» **TASK**
Could you copy every record exactly, leaving the pictures behind?
[[ DATA RECORDS, beginning ]]
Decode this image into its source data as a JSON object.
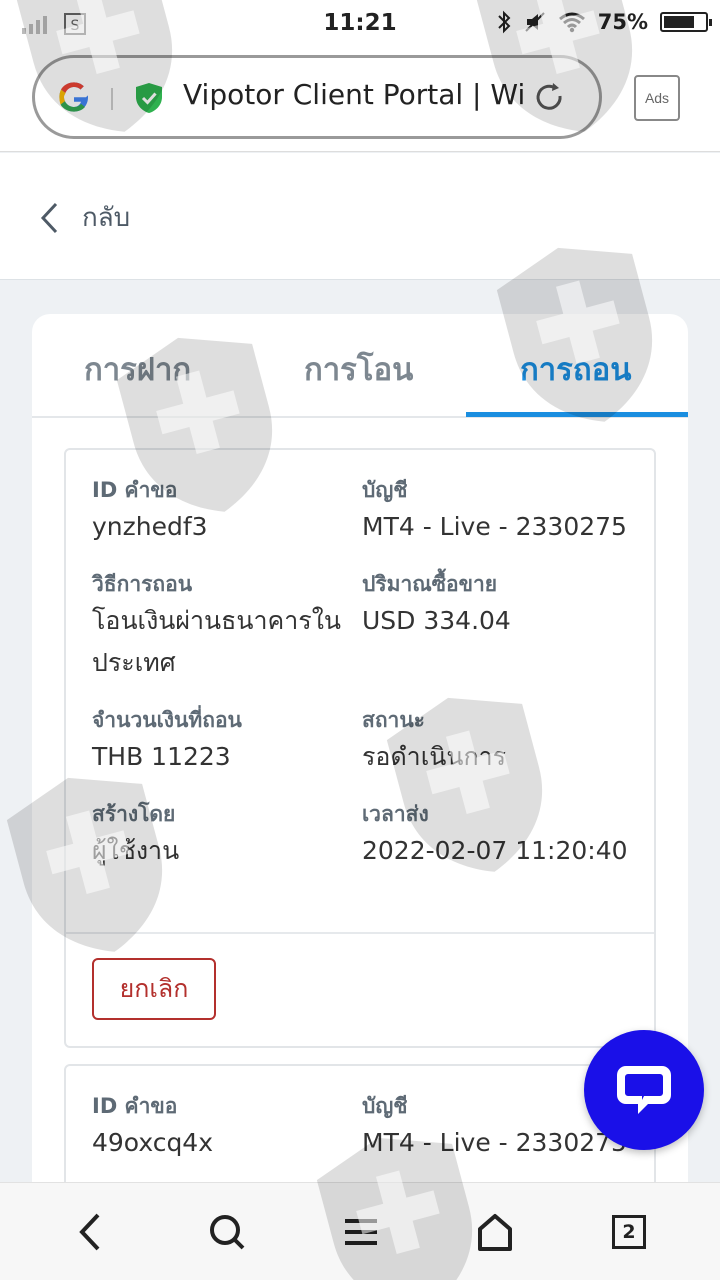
{
  "status_bar": {
    "time": "11:21",
    "battery": "75%",
    "battery_level": 0.75
  },
  "browser": {
    "url_title": "Vipotor Client Portal | Wi...",
    "ads_label": "Ads"
  },
  "header": {
    "back_label": "กลับ"
  },
  "tabs": [
    {
      "label": "การฝาก",
      "active": false
    },
    {
      "label": "การโอน",
      "active": false
    },
    {
      "label": "การถอน",
      "active": true
    }
  ],
  "transactions": [
    {
      "request_id_label": "ID คำขอ",
      "request_id": "ynzhedf3",
      "account_label": "บัญชี",
      "account": "MT4 - Live - 2330275",
      "method_label": "วิธีการถอน",
      "method": "โอนเงินผ่านธนาคารในประเทศ",
      "volume_label": "ปริมาณซื้อขาย",
      "volume": "USD 334.04",
      "amount_label": "จำนวนเงินที่ถอน",
      "amount": "THB 11223",
      "status_label": "สถานะ",
      "status": "รอดำเนินการ",
      "created_by_label": "สร้างโดย",
      "created_by": "ผู้ใช้งาน",
      "sent_time_label": "เวลาส่ง",
      "sent_time": "2022-02-07 11:20:40",
      "cancel_label": "ยกเลิก"
    },
    {
      "request_id_label": "ID คำขอ",
      "request_id": "49oxcq4x",
      "account_label": "บัญชี",
      "account": "MT4 - Live - 2330275"
    }
  ],
  "bottom_nav": {
    "tab_count": "2"
  },
  "colors": {
    "accent": "#1a8ee0",
    "cancel": "#b3302d",
    "chat": "#1a10e8"
  }
}
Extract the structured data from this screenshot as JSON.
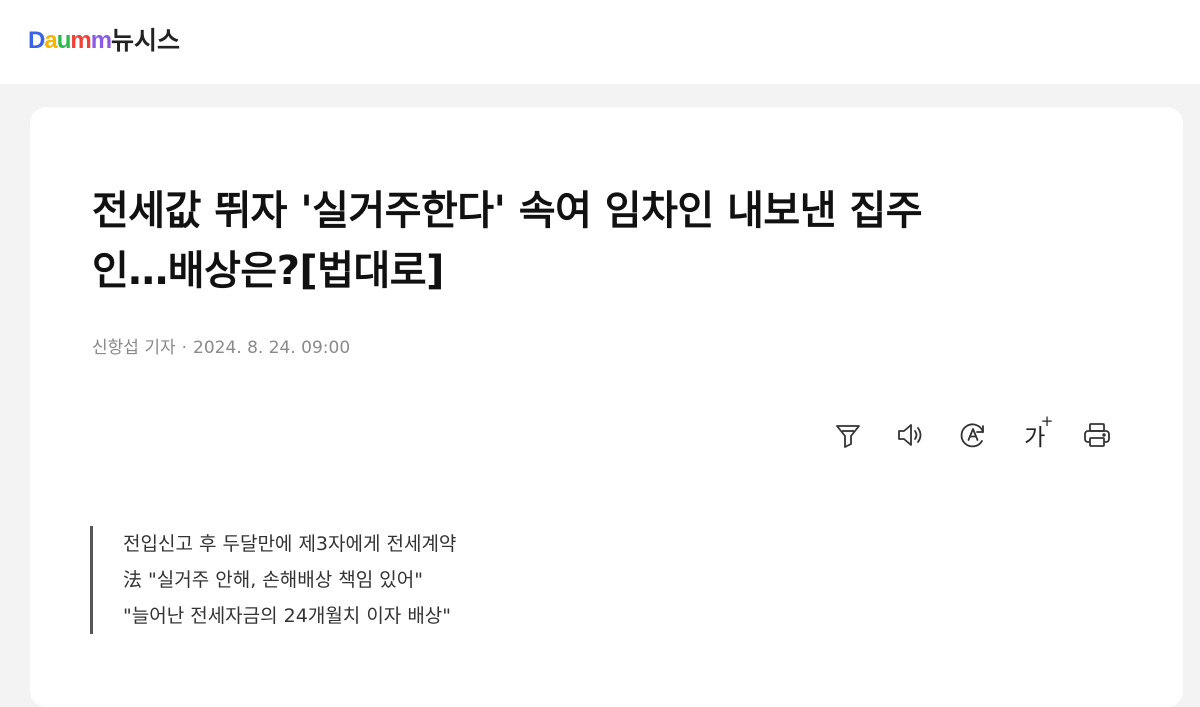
{
  "header": {
    "logo_parts": [
      "D",
      "a",
      "u",
      "m",
      "m"
    ],
    "site_name": "뉴시스"
  },
  "article": {
    "title_line1": "전세값 뛰자 '실거주한다' 속여 임차인 내보낸 집주",
    "title_line2": "인…배상은?[법대로]",
    "author": "신항섭 기자",
    "separator": "·",
    "datetime": "2024. 8. 24. 09:00",
    "summary": [
      "전입신고 후 두달만에 제3자에게 전세계약",
      "法 \"실거주 안해, 손해배상 책임 있어\"",
      "\"늘어난 전세자금의 24개월치 이자 배상\""
    ]
  },
  "toolbar": {
    "icons": [
      "filter-icon",
      "speaker-icon",
      "translate-icon",
      "font-size-icon",
      "print-icon"
    ],
    "font_label": "가",
    "font_plus": "+"
  }
}
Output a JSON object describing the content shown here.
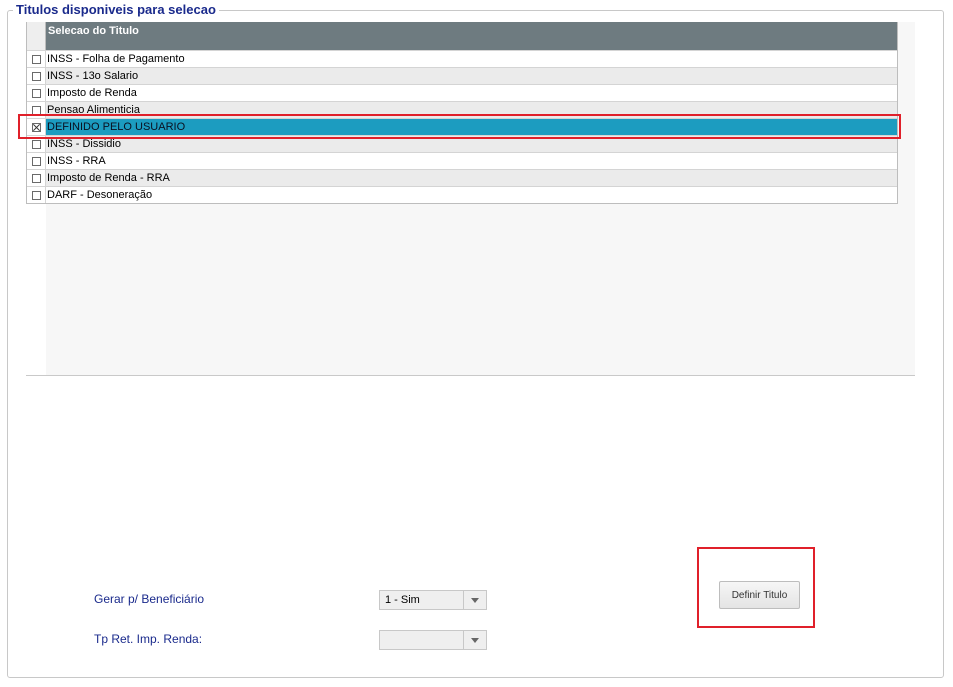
{
  "panel": {
    "legend": "Titulos disponiveis para selecao"
  },
  "grid": {
    "header": "Selecao do Titulo",
    "rows": [
      {
        "label": "INSS - Folha de Pagamento",
        "checked": false
      },
      {
        "label": "INSS - 13o Salario",
        "checked": false
      },
      {
        "label": "Imposto de Renda",
        "checked": false
      },
      {
        "label": "Pensao Alimenticia",
        "checked": false
      },
      {
        "label": "DEFINIDO PELO USUARIO",
        "checked": true,
        "selected": true
      },
      {
        "label": "INSS - Dissidio",
        "checked": false
      },
      {
        "label": "INSS - RRA",
        "checked": false
      },
      {
        "label": "Imposto de Renda - RRA",
        "checked": false
      },
      {
        "label": "DARF - Desoneração",
        "checked": false
      }
    ]
  },
  "form": {
    "beneficiario_label": "Gerar p/ Beneficiário",
    "beneficiario_value": "1 - Sim",
    "tp_ret_label": "Tp Ret. Imp. Renda:",
    "tp_ret_value": ""
  },
  "button": {
    "definir_label": "Definir Titulo"
  },
  "colors": {
    "selected_row": "#1c9cc0",
    "highlight": "#e0202a",
    "label": "#1a2a8c"
  }
}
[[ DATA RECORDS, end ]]
» **RESULT OF THE EXERCISE**
Decode this image into its source data as a JSON object.
{
  "status_bar": {
    "time": "11:21",
    "battery": "75%",
    "battery_level": 0.75
  },
  "browser": {
    "url_title": "Vipotor Client Portal | Wi...",
    "ads_label": "Ads"
  },
  "header": {
    "back_label": "กลับ"
  },
  "tabs": [
    {
      "label": "การฝาก",
      "active": false
    },
    {
      "label": "การโอน",
      "active": false
    },
    {
      "label": "การถอน",
      "active": true
    }
  ],
  "transactions": [
    {
      "request_id_label": "ID คำขอ",
      "request_id": "ynzhedf3",
      "account_label": "บัญชี",
      "account": "MT4 - Live - 2330275",
      "method_label": "วิธีการถอน",
      "method": "โอนเงินผ่านธนาคารในประเทศ",
      "volume_label": "ปริมาณซื้อขาย",
      "volume": "USD 334.04",
      "amount_label": "จำนวนเงินที่ถอน",
      "amount": "THB 11223",
      "status_label": "สถานะ",
      "status": "รอดำเนินการ",
      "created_by_label": "สร้างโดย",
      "created_by": "ผู้ใช้งาน",
      "sent_time_label": "เวลาส่ง",
      "sent_time": "2022-02-07 11:20:40",
      "cancel_label": "ยกเลิก"
    },
    {
      "request_id_label": "ID คำขอ",
      "request_id": "49oxcq4x",
      "account_label": "บัญชี",
      "account": "MT4 - Live - 2330275"
    }
  ],
  "bottom_nav": {
    "tab_count": "2"
  },
  "colors": {
    "accent": "#1a8ee0",
    "cancel": "#b3302d",
    "chat": "#1a10e8"
  }
}
Extract the structured data from this screenshot as JSON.
{
  "header": {
    "logo_parts": [
      "D",
      "a",
      "u",
      "m",
      "m"
    ],
    "site_name": "뉴시스"
  },
  "article": {
    "title_line1": "전세값 뛰자 '실거주한다' 속여 임차인 내보낸 집주",
    "title_line2": "인…배상은?[법대로]",
    "author": "신항섭 기자",
    "separator": "·",
    "datetime": "2024. 8. 24. 09:00",
    "summary": [
      "전입신고 후 두달만에 제3자에게 전세계약",
      "法 \"실거주 안해, 손해배상 책임 있어\"",
      "\"늘어난 전세자금의 24개월치 이자 배상\""
    ]
  },
  "toolbar": {
    "icons": [
      "filter-icon",
      "speaker-icon",
      "translate-icon",
      "font-size-icon",
      "print-icon"
    ],
    "font_label": "가",
    "font_plus": "+"
  }
}
Output a JSON object describing the content shown here.
{
  "panel": {
    "legend": "Titulos disponiveis para selecao"
  },
  "grid": {
    "header": "Selecao do Titulo",
    "rows": [
      {
        "label": "INSS - Folha de Pagamento",
        "checked": false
      },
      {
        "label": "INSS - 13o Salario",
        "checked": false
      },
      {
        "label": "Imposto de Renda",
        "checked": false
      },
      {
        "label": "Pensao Alimenticia",
        "checked": false
      },
      {
        "label": "DEFINIDO PELO USUARIO",
        "checked": true,
        "selected": true
      },
      {
        "label": "INSS - Dissidio",
        "checked": false
      },
      {
        "label": "INSS - RRA",
        "checked": false
      },
      {
        "label": "Imposto de Renda - RRA",
        "checked": false
      },
      {
        "label": "DARF - Desoneração",
        "checked": false
      }
    ]
  },
  "form": {
    "beneficiario_label": "Gerar p/ Beneficiário",
    "beneficiario_value": "1 - Sim",
    "tp_ret_label": "Tp Ret. Imp. Renda:",
    "tp_ret_value": ""
  },
  "button": {
    "definir_label": "Definir Titulo"
  },
  "colors": {
    "selected_row": "#1c9cc0",
    "highlight": "#e0202a",
    "label": "#1a2a8c"
  }
}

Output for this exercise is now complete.